This section describes the analytic perspective of what makes a Rigid Translation.
Here is a video!
In analytic terms a rigid translation is when the relation that represents the function is “changed universally’ in the following way: for any two and with , whatever is being done to that pair of related points, the same thing is being done to every single pair of related points. Moreover, this change must always be a matter of adding or subtracting (in a particular way which we will discuss below), not multiplying or dividing. This is easier to explain starting with an example.
Knowing this means we can also determine what a rigid translation is from what it does to a single point. Consider the same function as above, with the same point on its graph. If we applied an unknown rigid translation, but we knew that the point was translated to the point by that rigid translation, we can figure out what the rigid translation was. Since went to we can see that the point moved left 1 point (the -value went from 2 to 1) and down 5 (the -value went from 8 to 3). Furthermore we can then apply this information to know that the point on the original graph of must go left one and down five, so it would end up at .
Notice how, in our example, we talked about the translations that applied to the -value, and translations that applied to the -value separately. This separation is made even more clear when we write the translation in functional notation. Let’s consider a new function whose graph is;
We now want to apply the rigid translation that adds 4 to the and subtracts 5 from the -value. We can write the result of this translation by first giving it a name, say , and defining it as a modification of the original . This turns out to be slightly more tricky than one may think however.
Intuitively we might try to write our translation as follows; . After all, we wanted to add to the and subtract from the , so this seems pretty reasonable. Let’s see what the graph looks like.
A near miss! It appears that we got the vertical movement correct but it shifted the wrong direction horizontally; it shifted left instead of right! The specifics on why this horizontal shift is backwards are outside the scope of this course, but in this specific context it suffices to remember that anything that effects the is the opposite of what you’d expect.
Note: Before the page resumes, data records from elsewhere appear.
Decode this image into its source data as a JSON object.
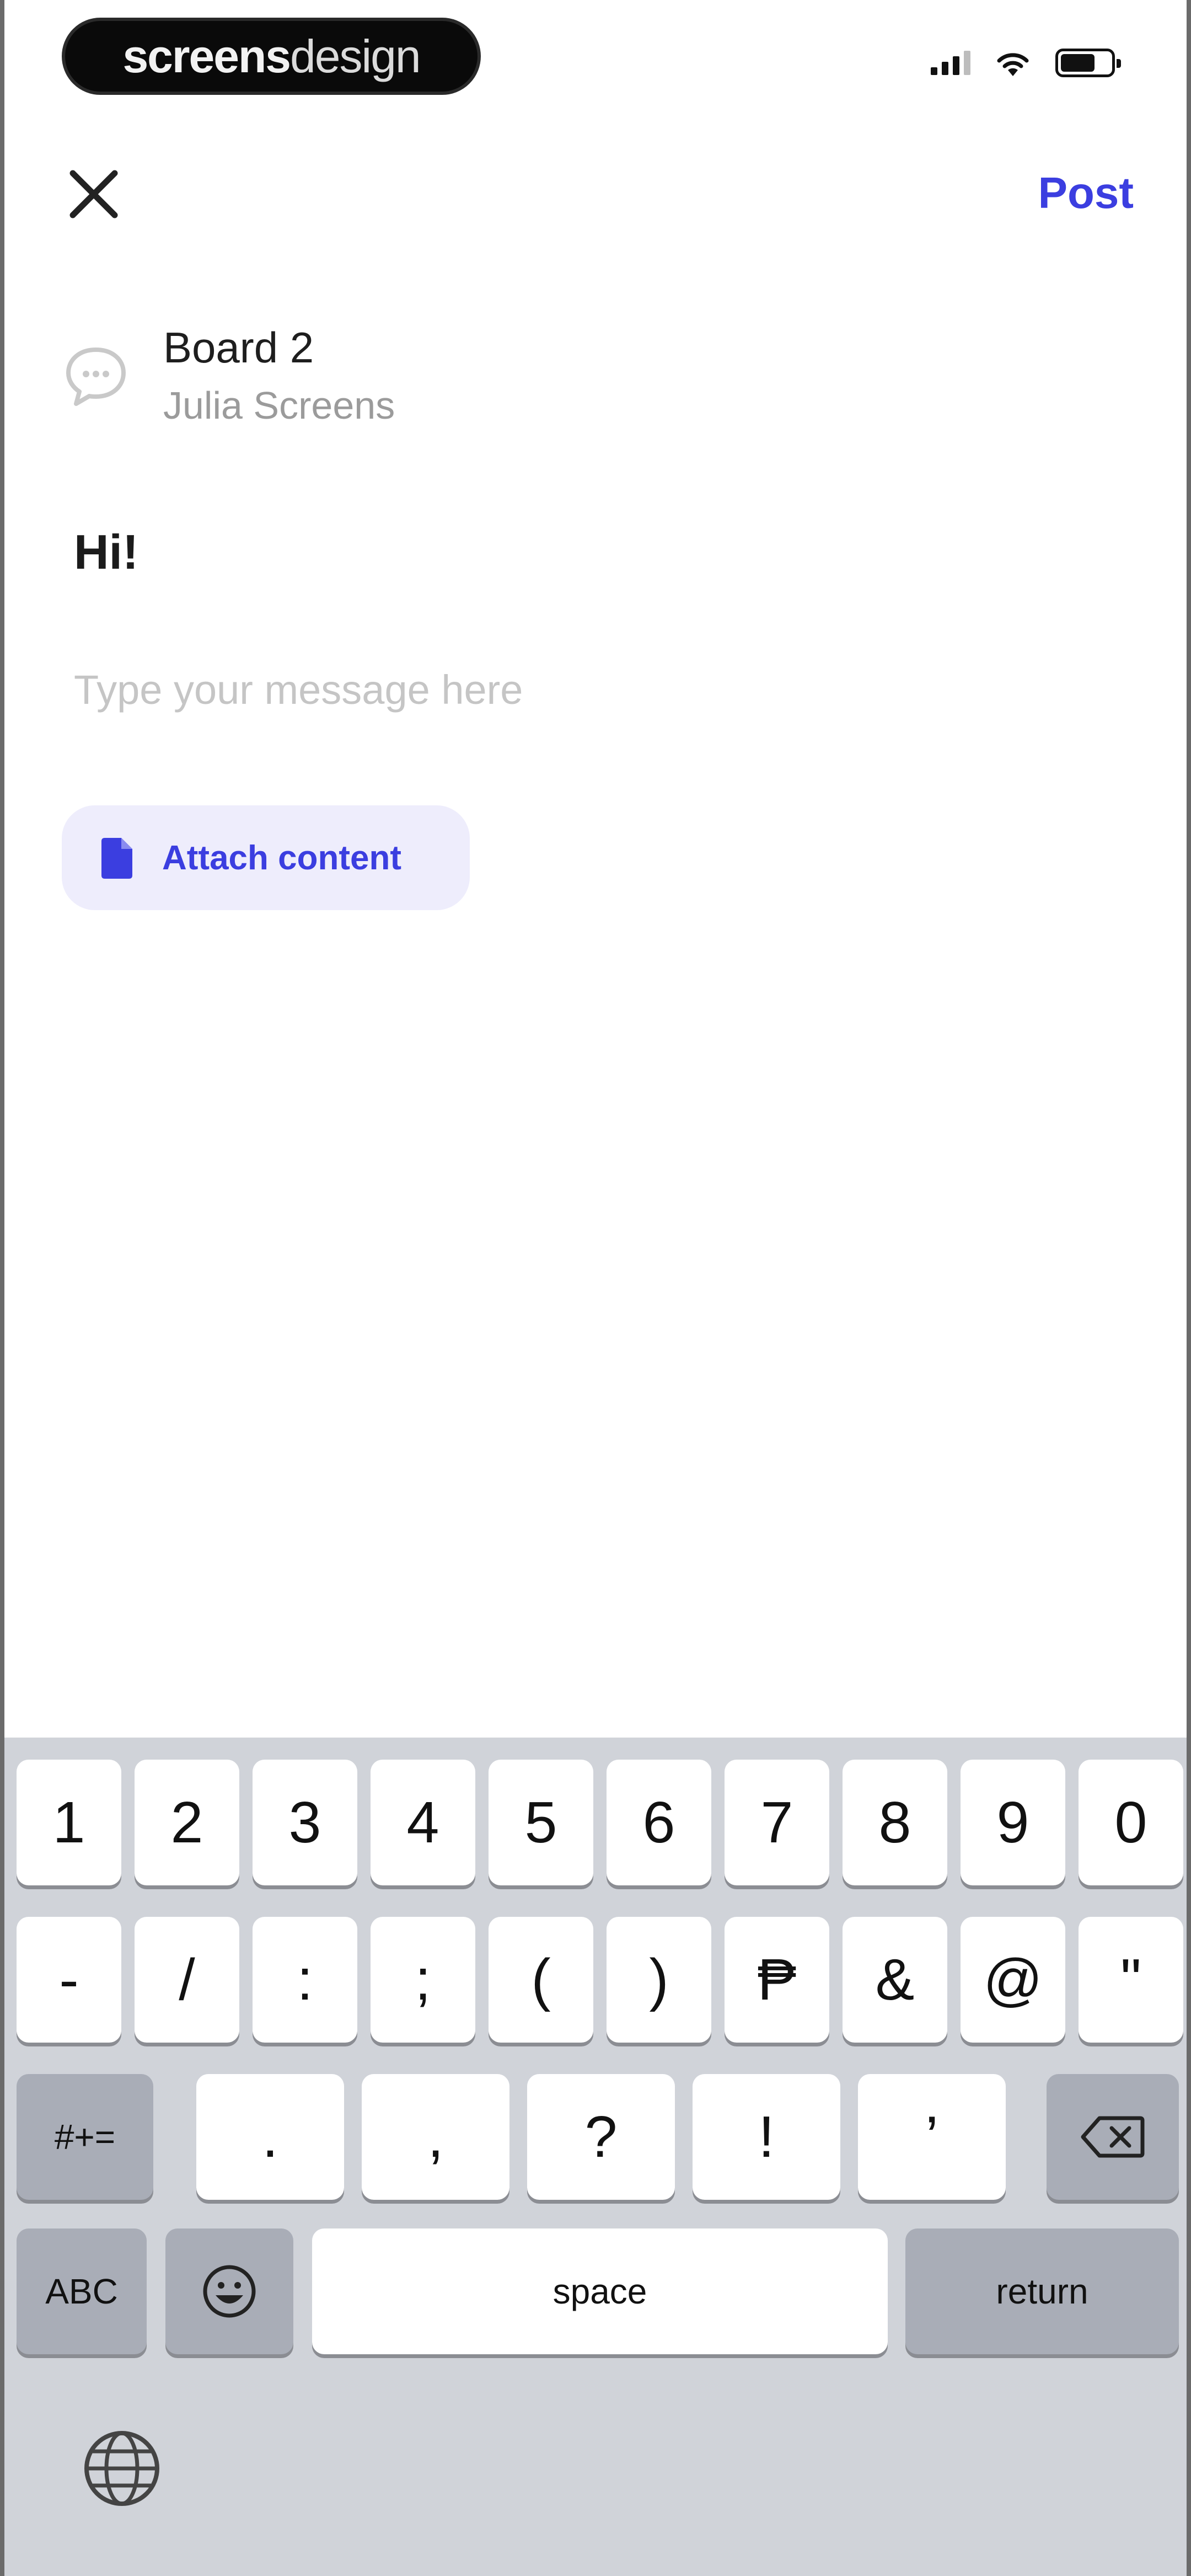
{
  "status_bar": {
    "brand_bold": "screens",
    "brand_light": "design"
  },
  "header": {
    "post_label": "Post"
  },
  "board": {
    "title": "Board 2",
    "subtitle": "Julia Screens"
  },
  "compose": {
    "title": "Hi!",
    "message_placeholder": "Type your message here",
    "attach_label": "Attach content"
  },
  "keyboard": {
    "row1": [
      "1",
      "2",
      "3",
      "4",
      "5",
      "6",
      "7",
      "8",
      "9",
      "0"
    ],
    "row2": [
      "-",
      "/",
      ":",
      ";",
      "(",
      ")",
      "₱",
      "&",
      "@",
      "\""
    ],
    "row3": {
      "symbols": "#+=",
      "keys": [
        ".",
        ",",
        "?",
        "!",
        "’"
      ]
    },
    "row4": {
      "abc": "ABC",
      "space": "space",
      "return": "return"
    }
  },
  "colors": {
    "accent": "#3b3ee0",
    "attach_bg": "#eeedfc",
    "keyboard_bg": "#d0d3d9"
  },
  "icons": [
    "close-icon",
    "chat-bubble-icon",
    "attachment-icon",
    "signal-icon",
    "wifi-icon",
    "battery-icon",
    "delete-icon",
    "emoji-icon",
    "globe-icon"
  ]
}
The mantra to remember is “Everything about is backward”. Since you would expect that we want to add 4 to (to move it to the right) what we actually want to do (in order to move it to the right) is subtract 4. Thus the we actually want to use is whose graph is;
Writing this rigid translation using function notation (ie ) is the ‘functional representation’. In general, a rigid translation of a function can be written by adding (or subtracting) values from the functional argument (the part inside the parentheses that follow the letter ), or by adding/subtracting values to the overall result after applying . So, if you want to add some number to the values and another number to the value, you can write the translation as;
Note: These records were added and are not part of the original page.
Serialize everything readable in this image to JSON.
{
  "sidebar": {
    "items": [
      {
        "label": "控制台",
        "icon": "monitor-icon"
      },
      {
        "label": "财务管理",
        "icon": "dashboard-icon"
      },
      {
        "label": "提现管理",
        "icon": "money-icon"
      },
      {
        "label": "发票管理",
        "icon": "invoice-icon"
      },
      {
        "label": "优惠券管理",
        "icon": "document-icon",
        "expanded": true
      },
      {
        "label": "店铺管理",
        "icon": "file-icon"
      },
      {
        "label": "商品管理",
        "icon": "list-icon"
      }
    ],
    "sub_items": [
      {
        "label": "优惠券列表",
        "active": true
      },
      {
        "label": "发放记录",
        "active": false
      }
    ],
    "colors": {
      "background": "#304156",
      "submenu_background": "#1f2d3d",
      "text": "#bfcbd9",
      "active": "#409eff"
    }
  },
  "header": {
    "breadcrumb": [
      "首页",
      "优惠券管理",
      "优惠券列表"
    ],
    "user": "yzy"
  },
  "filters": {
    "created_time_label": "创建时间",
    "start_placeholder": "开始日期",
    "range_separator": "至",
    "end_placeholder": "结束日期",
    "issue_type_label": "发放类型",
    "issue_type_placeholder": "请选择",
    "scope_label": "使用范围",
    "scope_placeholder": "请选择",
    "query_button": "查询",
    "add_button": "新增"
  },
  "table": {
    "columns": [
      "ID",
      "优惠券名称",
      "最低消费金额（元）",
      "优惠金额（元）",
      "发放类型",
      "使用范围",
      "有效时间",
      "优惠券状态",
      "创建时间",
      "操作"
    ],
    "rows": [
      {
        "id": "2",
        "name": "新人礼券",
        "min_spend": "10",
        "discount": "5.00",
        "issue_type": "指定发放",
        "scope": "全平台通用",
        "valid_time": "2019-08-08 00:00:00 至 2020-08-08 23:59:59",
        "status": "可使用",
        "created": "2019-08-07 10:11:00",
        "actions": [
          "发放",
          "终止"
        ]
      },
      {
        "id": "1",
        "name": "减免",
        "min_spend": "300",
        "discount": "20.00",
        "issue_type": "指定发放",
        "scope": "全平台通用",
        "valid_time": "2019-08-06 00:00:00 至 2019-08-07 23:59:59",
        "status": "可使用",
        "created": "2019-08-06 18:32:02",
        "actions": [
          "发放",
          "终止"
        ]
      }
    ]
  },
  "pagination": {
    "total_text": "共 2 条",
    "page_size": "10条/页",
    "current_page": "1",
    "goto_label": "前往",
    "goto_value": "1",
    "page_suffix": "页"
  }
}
Notice that the inside has a subtraction sign in front of it. If you remember it in this form then you can write the as you would expect (since the is being subtracted not added which will take care of the ’opposite of what you’d except’ part). Thus if you want to move the graph to the right 4 units, you can use in the form, giving . In comparison if you wanted to move the graph to the left by 4 you would do the same process. Since it’s to the left you would think , so plugging that into the form above we have which is correct.
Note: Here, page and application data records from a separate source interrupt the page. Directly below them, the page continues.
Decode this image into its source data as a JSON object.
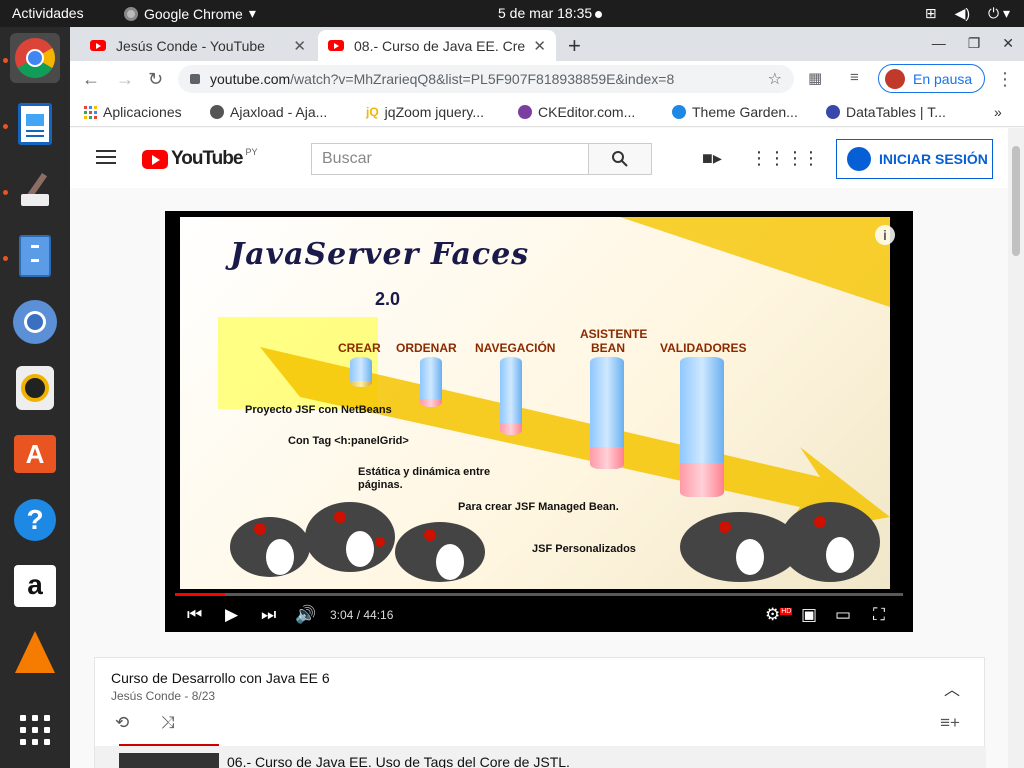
{
  "topbar": {
    "activities": "Actividades",
    "app_name": "Google Chrome",
    "clock": "5 de mar  18:35"
  },
  "dock": {
    "items": [
      "chrome-icon",
      "document-viewer-icon",
      "paint-icon",
      "file-cabinet-icon",
      "chromium-icon",
      "speaker-icon",
      "app-store-icon",
      "help-icon",
      "amazon-icon",
      "vlc-icon",
      "apps-grid-icon"
    ]
  },
  "browser": {
    "tabs": [
      {
        "title": "Jesús Conde - YouTube",
        "active": false
      },
      {
        "title": "08.- Curso de Java EE. Cre",
        "active": true
      }
    ],
    "url_host": "youtube.com",
    "url_path": "/watch?v=MhZrarieqQ8&list=PL5F907F818938859E&index=8",
    "profile_label": "En pausa",
    "bookmarks": [
      {
        "label": "Aplicaciones",
        "color": "#4285f4"
      },
      {
        "label": "Ajaxload - Aja...",
        "color": "#555555"
      },
      {
        "label": "jqZoom jquery...",
        "color": "#f4b400"
      },
      {
        "label": "CKEditor.com...",
        "color": "#7b3fa0"
      },
      {
        "label": "Theme Garden...",
        "color": "#1e88e5"
      },
      {
        "label": "DataTables | T...",
        "color": "#3949ab"
      }
    ],
    "more_bookmarks": "»"
  },
  "youtube": {
    "logo_text": "YouTube",
    "country_code": "PY",
    "search_placeholder": "Buscar",
    "signin_label": "INICIAR SESIÓN",
    "accent": "#ff0000"
  },
  "video": {
    "slide_title": "JavaServer Faces",
    "slide_version": "2.0",
    "columns": [
      {
        "label": "CREAR",
        "desc": "Proyecto JSF con NetBeans"
      },
      {
        "label": "ORDENAR",
        "desc": "Con Tag <h:panelGrid>"
      },
      {
        "label": "NAVEGACIÓN",
        "desc": "Estática y dinámica entre páginas."
      },
      {
        "label": "ASISTENTE BEAN",
        "desc": "Para crear JSF Managed Bean."
      },
      {
        "label": "VALIDADORES",
        "desc": "JSF Personalizados"
      }
    ],
    "time_current": "3:04",
    "time_total": "44:16",
    "progress_fraction": 0.069,
    "quality_badge": "HD"
  },
  "playlist": {
    "title": "Curso de Desarrollo con Java EE 6",
    "subtitle": "Jesús Conde - 8/23",
    "items": [
      {
        "title": "06.- Curso de Java EE. Uso de Tags del Core de JSTL."
      }
    ]
  }
}
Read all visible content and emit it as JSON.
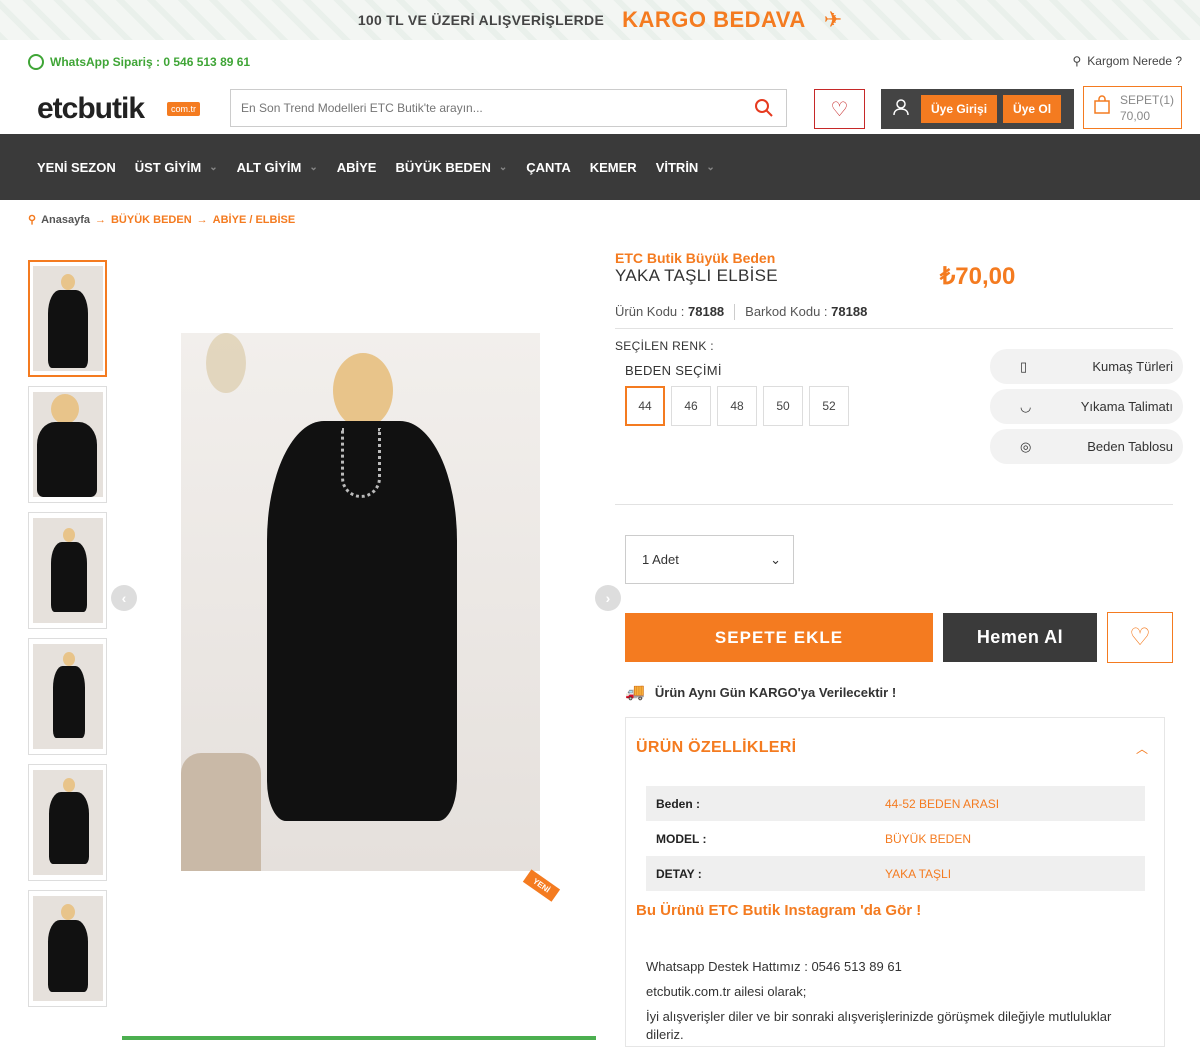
{
  "topbar": {
    "promo_text": "100 TL VE ÜZERİ ALIŞVERİŞLERDE",
    "promo_highlight": "KARGO BEDAVA"
  },
  "header": {
    "whatsapp": "WhatsApp Sipariş : 0 546 513 89 61",
    "kargom": "Kargom Nerede ?",
    "logo_text": "etcbutik",
    "logo_tag": "com.tr",
    "search_placeholder": "En Son Trend Modelleri ETC Butik'te arayın...",
    "login": "Üye Girişi",
    "register": "Üye Ol",
    "cart_label": "SEPET(1)",
    "cart_total": "70,00"
  },
  "nav": [
    "YENİ SEZON",
    "ÜST GİYİM",
    "ALT GİYİM",
    "ABİYE",
    "BÜYÜK BEDEN",
    "ÇANTA",
    "KEMER",
    "VİTRİN"
  ],
  "breadcrumb": [
    "Anasayfa",
    "BÜYÜK BEDEN",
    "ABİYE / ELBİSE"
  ],
  "gallery": {
    "new_badge": "YENİ"
  },
  "product": {
    "brand": "ETC Butik Büyük Beden",
    "name": "YAKA TAŞLI ELBİSE",
    "price": "₺70,00",
    "code_label": "Ürün Kodu :",
    "code": "78188",
    "barcode_label": "Barkod Kodu :",
    "barcode": "78188",
    "selected_color": "SEÇİLEN RENK :",
    "size_title": "BEDEN SEÇİMİ",
    "sizes": [
      "44",
      "46",
      "48",
      "50",
      "52"
    ],
    "selected_size": "44",
    "quantity": "1 Adet",
    "add_to_cart": "SEPETE EKLE",
    "buy_now": "Hemen Al",
    "shipping_note": "Ürün Aynı Gün KARGO'ya Verilecektir !"
  },
  "side_links": [
    "Kumaş Türleri",
    "Yıkama Talimatı",
    "Beden Tablosu"
  ],
  "features": {
    "title": "ÜRÜN ÖZELLİKLERİ",
    "rows": [
      {
        "key": "Beden :",
        "value": "44-52 BEDEN ARASI"
      },
      {
        "key": "MODEL :",
        "value": "BÜYÜK BEDEN"
      },
      {
        "key": "DETAY :",
        "value": "YAKA TAŞLI"
      }
    ],
    "instagram": "Bu Ürünü ETC Butik Instagram 'da Gör !",
    "support": "Whatsapp Destek Hattımız : 0546 513 89 61",
    "family": "etcbutik.com.tr ailesi olarak;",
    "wish": "İyi alışverişler diler ve bir sonraki alışverişlerinizde görüşmek dileğiyle mutluluklar dileriz."
  },
  "colors": {
    "accent": "#f47b20",
    "dark": "#3a3a3a",
    "whatsapp": "#3fa536"
  }
}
Play with the following graph to see what happens as you change the parameters. Be careful to observe the effect of the sign of the parameters in the example. Hopefully using this interactive graph will help make clear how changing the values (rigidly) translates the graph!